The first ever WorldSkills Water Innovation Challenge has mixed technophile and tradie to produce sanitation solutions for the world’s poorest regions.

An Australian team took part in the competition to create innovative clean water and sewerage systems for Nepal and Bangladesh.

RMIT science, media, engineering, design and plumbing students came together for the challenge, demonstrating practical and academic skills in their knowledge of land, windmill and solar pump systems.

"During the competition, outcomes required team skill combinations so that engineers were working with plumbers on practical tasks and on computer designs and presentations," RMIT student Nurul Driver said.

It was Australia versus the US in a three-round humanitarian show-down.

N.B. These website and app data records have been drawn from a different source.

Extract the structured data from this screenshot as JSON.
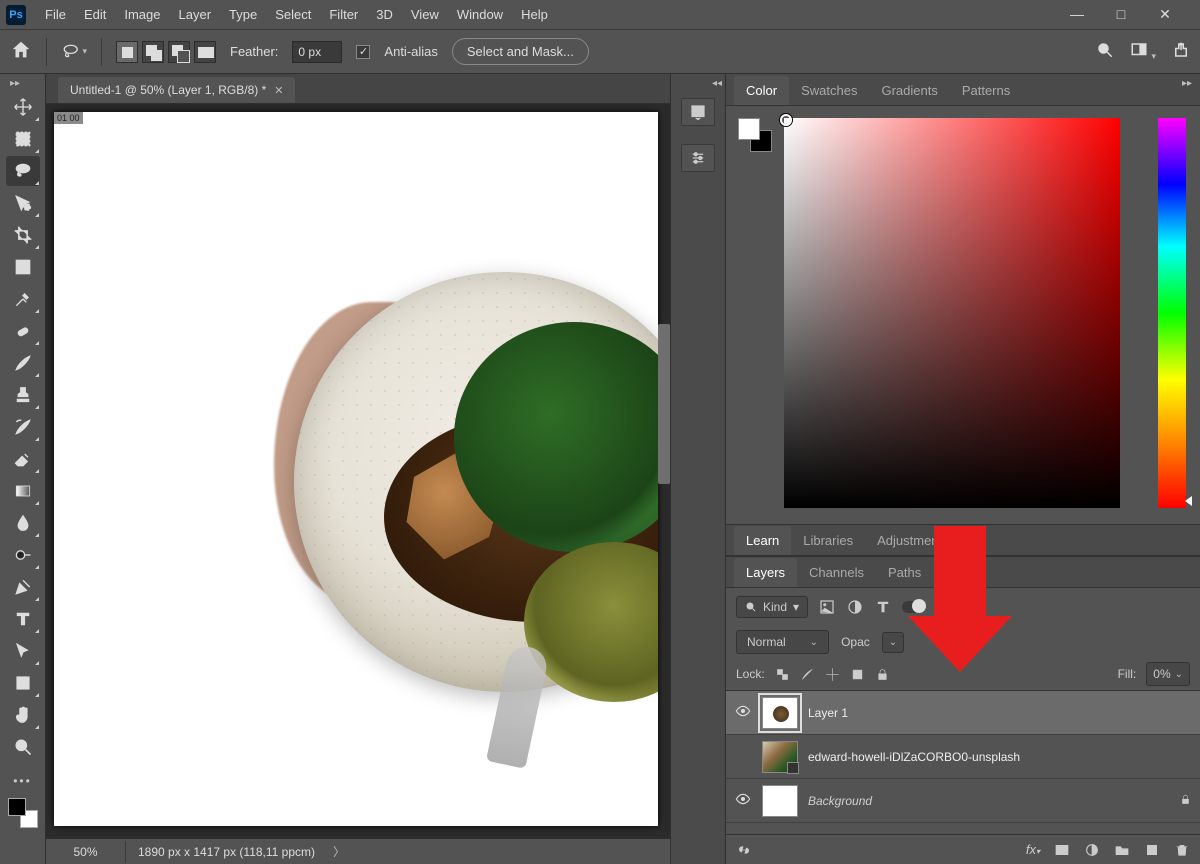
{
  "menubar": {
    "logo": "Ps",
    "items": [
      "File",
      "Edit",
      "Image",
      "Layer",
      "Type",
      "Select",
      "Filter",
      "3D",
      "View",
      "Window",
      "Help"
    ]
  },
  "window_controls": {
    "min": "—",
    "max": "□",
    "close": "✕"
  },
  "optionsbar": {
    "feather_label": "Feather:",
    "feather_value": "0 px",
    "antialias_label": "Anti-alias",
    "antialias_checked": "✓",
    "select_mask_btn": "Select and Mask..."
  },
  "document": {
    "tab_title": "Untitled-1 @ 50% (Layer 1, RGB/8) *",
    "ruler_tag": "01 00"
  },
  "statusbar": {
    "zoom": "50%",
    "docinfo": "1890 px x 1417 px (118,11 ppcm)"
  },
  "panels": {
    "color_tabs": [
      "Color",
      "Swatches",
      "Gradients",
      "Patterns"
    ],
    "learn_tabs": [
      "Learn",
      "Libraries",
      "Adjustments"
    ],
    "layer_tabs": [
      "Layers",
      "Channels",
      "Paths"
    ]
  },
  "layers_panel": {
    "kind_label": "Kind",
    "search_icon": "⌕",
    "blend_mode": "Normal",
    "opacity_label": "Opac",
    "lock_label": "Lock:",
    "fill_label": "Fill:",
    "fill_value": "0%",
    "layers": [
      {
        "name": "Layer 1",
        "visible": true,
        "selected": true
      },
      {
        "name": "edward-howell-iDlZaCORBO0-unsplash",
        "visible": false,
        "selected": false,
        "smart": true
      },
      {
        "name": "Background",
        "visible": true,
        "selected": false,
        "locked": true,
        "italic": true
      }
    ]
  },
  "tooltips": {
    "home": "home-icon",
    "lasso": "lasso-tool-icon"
  }
}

The first challenge required the teams to design and document water solutions for community problems in a village in northern Bangladesh.

The second challenge was to design and document solutions for community problems in Nepal.

And the final challenge involved hands-on practical tasks including assembling a hand bore pump, a rainwater collection system and a solar pump installation.

With their newly-assembled pumps, the teams raced each other each to fill a 100-litre tank.

A side challenge saw teams asked to compile user-friendly installation and maintenance manuals that could go above language barriers.

RMIT Project Leader Dr Helen Smith says the competition exemplified one of the most important elements of modern science – mixing disciplines to generate more effective results.

“This global challenge fostered an appreciation of... how trades work with RMIT researchers to add value to cutting-edge research that results in innovative solutions to global problem,” she said.

The RMIT team used recent research on the use of aquatic plants to demonstrate an environmentally sustainable and technically manageable solution for waste disposal in small communities.

Unfortunately the local team lost out to a squad from the US, whose winning concept will be further developed and implemented in Bangladesh in 2015.

Both teams will travel to Bangladesh next year to jointly implement the winning solution.